“We were just inches from having two teams at the Olympics,” rues acting chief executive of Hockey Ireland, Rob Johnson, referring to the 3-4 loss in the shoot out against China. “But, when you look at what we have achieved – we are the first team sport to qualify for the Olympics since 1948 – we are a sport that is punching well above its weight.”
With Olympic qualification being the defining achievement, Ireland men’s team enjoyed a fantastic 2015. A fifth place finish at the Hockey World League Semi-Finals proved to be enough to secure a place on the plane to Rio, before the team claimed a superb bronze medal at the European Championships in London. That bronze medal was made all the more special as it came at the expense of the host nation, England. The result also moved Ireland men to 12th in the FIH world rankings, their highest ever position.
All of which is going some way to raising the profile of hockey in Ireland. In a land where the team sports of rugby, hurling and soccer take the headlines, Ireland’s hockey players hope they can take a portion of the limelight this summer and turn it into something more sustainable. Player Alan Sothern is hoping that the public will get behind the squad in the way the Irish cricketers were supported in recent World Cups: "We can draw inspiration from what the cricket team did and all the publicity they got,” he said. “I’ve heard from people who weren’t even aware that Ireland had a men’s side. We want people to get behind us now and back us all the way to the Olympics.”
It is a point that Johnson whole-heartedly agrees with. “As a people, Ireland will get behind a team in an event, so we need to maximise that engagement during the Olympics. To that end, we are launching a project to increase the public’s engagement within the next few weeks – watch this space!”
The major problem that Hockey Ireland faces, and one it shares with many other sports, is a lack of funding. While the elite programme receives state funding, it falls short of what is needed to meet the demands of international sport. While sponsors are showing a lot of interest, they have yet to firmly commit. And with a few exceptions, the players are not professional hockey players, so a large financial burden falls on them. “Apart from the few who play in the European leagues, most players are in work, so training and participation means taking unpaid leave,” says Johnson.

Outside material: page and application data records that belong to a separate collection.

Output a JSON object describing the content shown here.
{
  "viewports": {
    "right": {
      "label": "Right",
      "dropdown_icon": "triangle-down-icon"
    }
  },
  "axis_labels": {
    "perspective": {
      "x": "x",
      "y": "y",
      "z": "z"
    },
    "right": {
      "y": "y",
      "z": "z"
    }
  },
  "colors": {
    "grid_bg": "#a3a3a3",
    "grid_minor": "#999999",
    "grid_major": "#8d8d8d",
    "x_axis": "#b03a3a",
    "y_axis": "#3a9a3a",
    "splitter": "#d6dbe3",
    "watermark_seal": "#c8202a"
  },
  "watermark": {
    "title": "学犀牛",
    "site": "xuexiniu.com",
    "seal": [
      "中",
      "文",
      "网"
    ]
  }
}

Currently, Ireland men are taking on fourth ranked Great Britain in a three-test match series, while the women have travelled to New Zealand to compete in the prestigious Hawke's Bay Cup. The men are busy raising funds to finance the travel they will need to do as part of their Olympic preparation, but these are efforts that Johnson believes are worth making in order to keep Ireland on an upwards trajectory. He explains where he feel both teams are.
“The men failed to qualify for London 2012 by just seconds and they channelled that pain in a positive way to reach new levels. The women are going through that process now. They will learn a lot from Hawkes Bay, where they are competing against some top ranked nations. By Tokyo 2020, the team will be coming to maturity. Right now, the men are making history and the women are moving forwards at pace; we need to educate the public and the media to recognise our achievements.”